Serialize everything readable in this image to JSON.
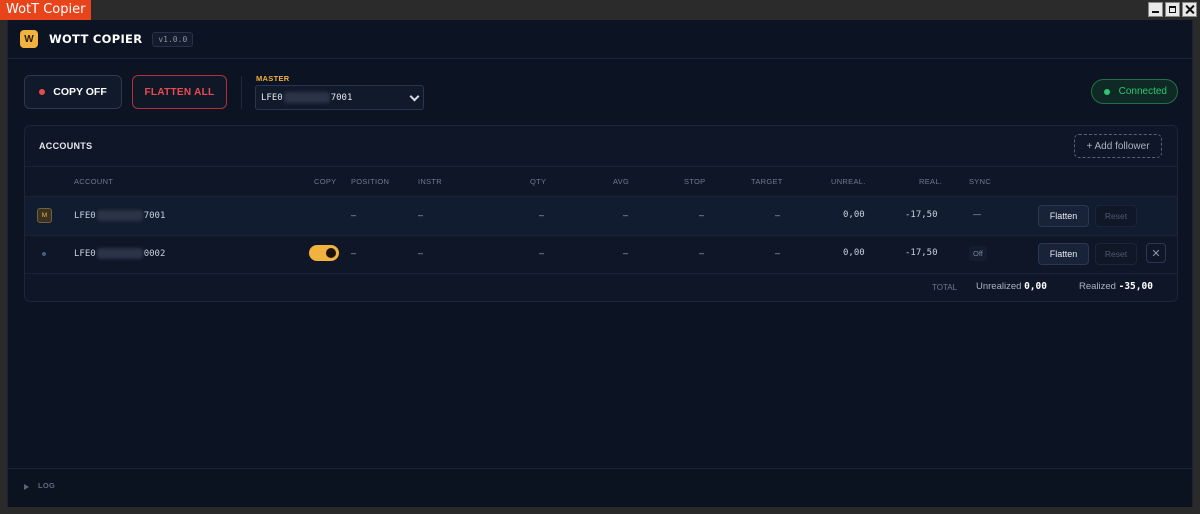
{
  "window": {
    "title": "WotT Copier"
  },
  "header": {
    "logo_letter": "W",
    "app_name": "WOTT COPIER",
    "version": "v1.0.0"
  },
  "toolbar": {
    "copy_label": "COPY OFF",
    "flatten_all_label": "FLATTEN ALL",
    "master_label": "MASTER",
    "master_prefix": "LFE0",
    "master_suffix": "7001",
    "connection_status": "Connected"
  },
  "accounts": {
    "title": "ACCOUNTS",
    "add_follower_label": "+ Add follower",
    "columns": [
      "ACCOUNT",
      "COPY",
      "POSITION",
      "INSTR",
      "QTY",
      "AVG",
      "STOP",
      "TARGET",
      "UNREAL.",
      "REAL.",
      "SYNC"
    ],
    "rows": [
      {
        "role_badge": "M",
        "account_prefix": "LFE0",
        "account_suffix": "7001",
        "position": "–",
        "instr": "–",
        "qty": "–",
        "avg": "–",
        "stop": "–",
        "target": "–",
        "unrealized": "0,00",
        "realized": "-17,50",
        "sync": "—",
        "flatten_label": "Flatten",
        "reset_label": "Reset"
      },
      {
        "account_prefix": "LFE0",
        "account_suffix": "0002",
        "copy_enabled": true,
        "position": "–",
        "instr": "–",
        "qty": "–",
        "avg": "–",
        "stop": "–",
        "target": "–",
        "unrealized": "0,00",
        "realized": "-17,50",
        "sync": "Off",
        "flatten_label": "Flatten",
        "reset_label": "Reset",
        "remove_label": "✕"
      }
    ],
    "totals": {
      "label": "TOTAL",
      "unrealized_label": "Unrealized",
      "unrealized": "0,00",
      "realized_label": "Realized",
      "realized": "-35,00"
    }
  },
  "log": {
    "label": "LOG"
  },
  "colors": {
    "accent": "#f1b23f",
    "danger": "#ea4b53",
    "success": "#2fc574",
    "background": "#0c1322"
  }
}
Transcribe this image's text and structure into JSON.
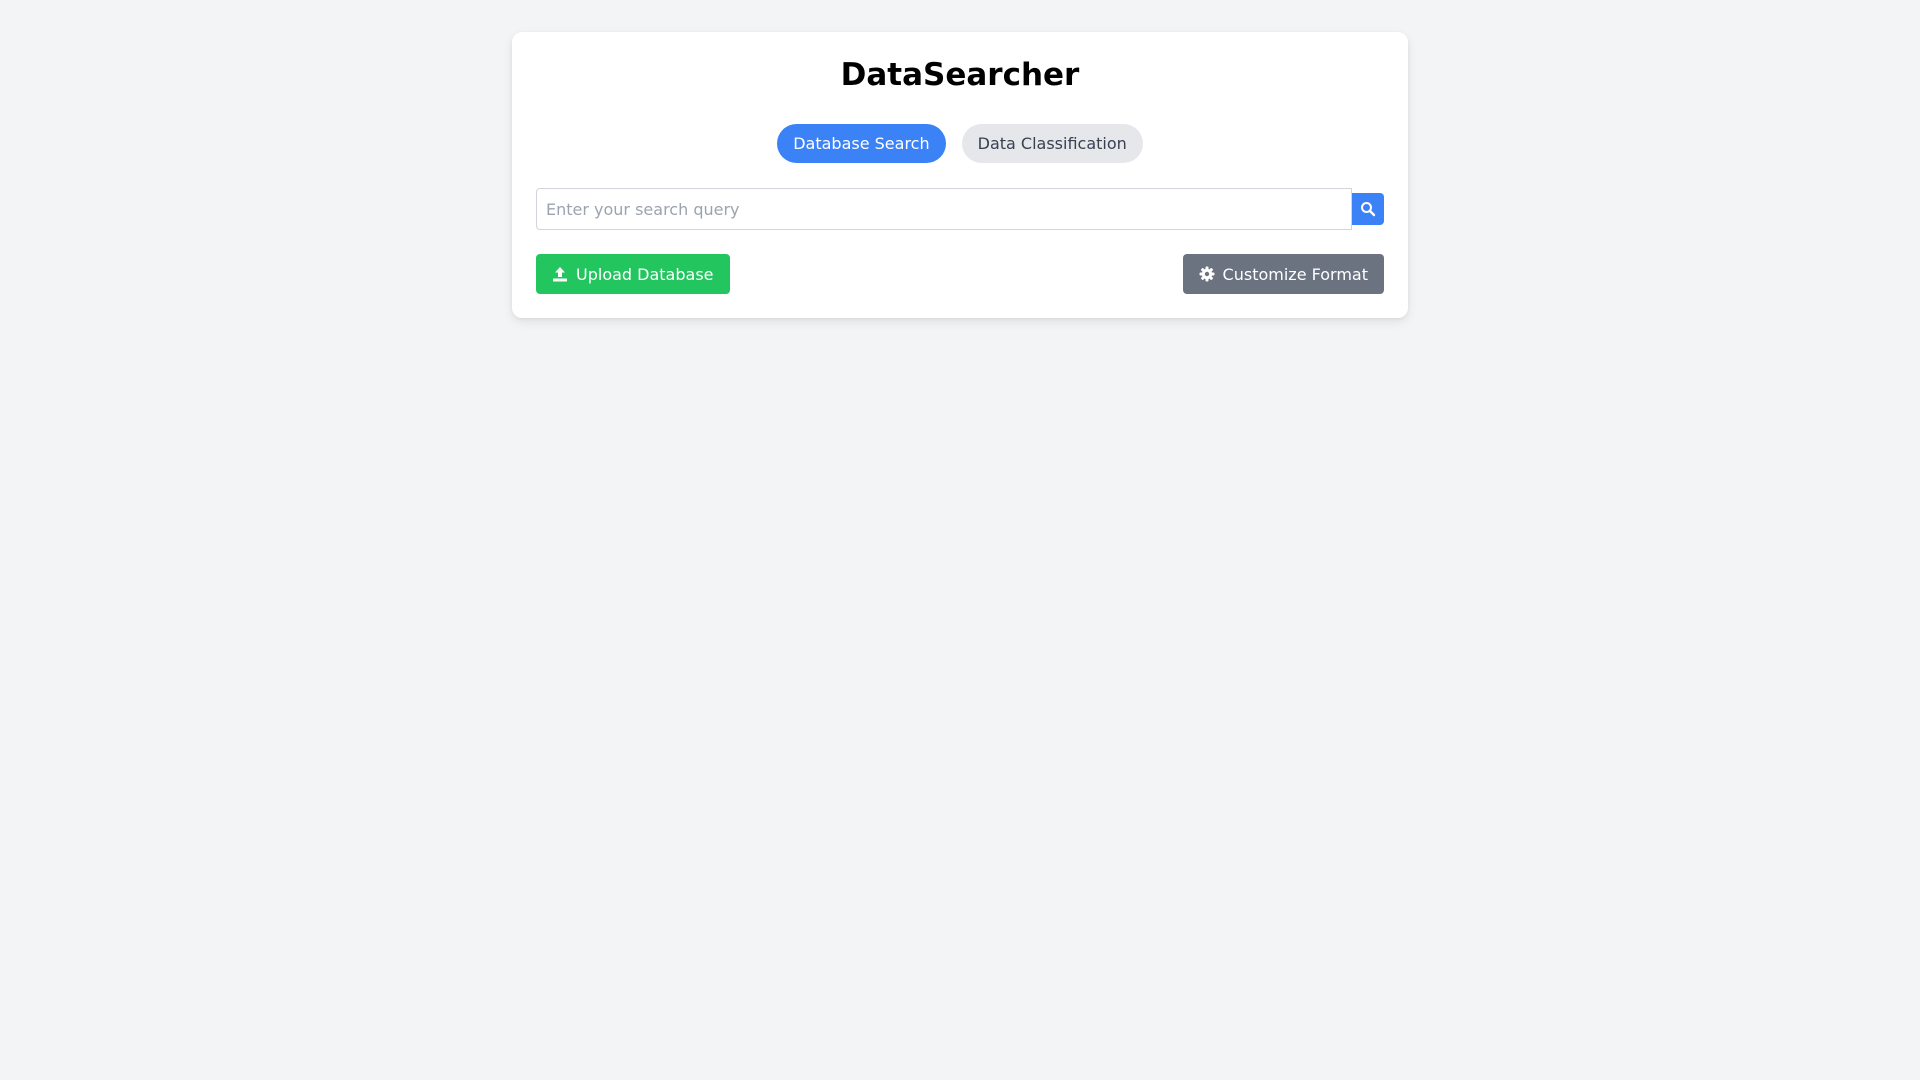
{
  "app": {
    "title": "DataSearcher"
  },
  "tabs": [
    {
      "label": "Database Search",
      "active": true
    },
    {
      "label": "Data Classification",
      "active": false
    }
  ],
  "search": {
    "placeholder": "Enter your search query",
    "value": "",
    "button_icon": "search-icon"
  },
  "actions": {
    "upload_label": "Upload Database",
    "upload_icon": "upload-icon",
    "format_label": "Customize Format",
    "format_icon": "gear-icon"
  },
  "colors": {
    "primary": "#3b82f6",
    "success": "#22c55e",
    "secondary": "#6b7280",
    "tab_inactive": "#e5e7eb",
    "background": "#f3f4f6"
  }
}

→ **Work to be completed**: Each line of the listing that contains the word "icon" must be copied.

→ **Exercise result**:
    "button_icon": "search-icon"
    "upload_icon": "upload-icon",
    "format_icon": "gear-icon"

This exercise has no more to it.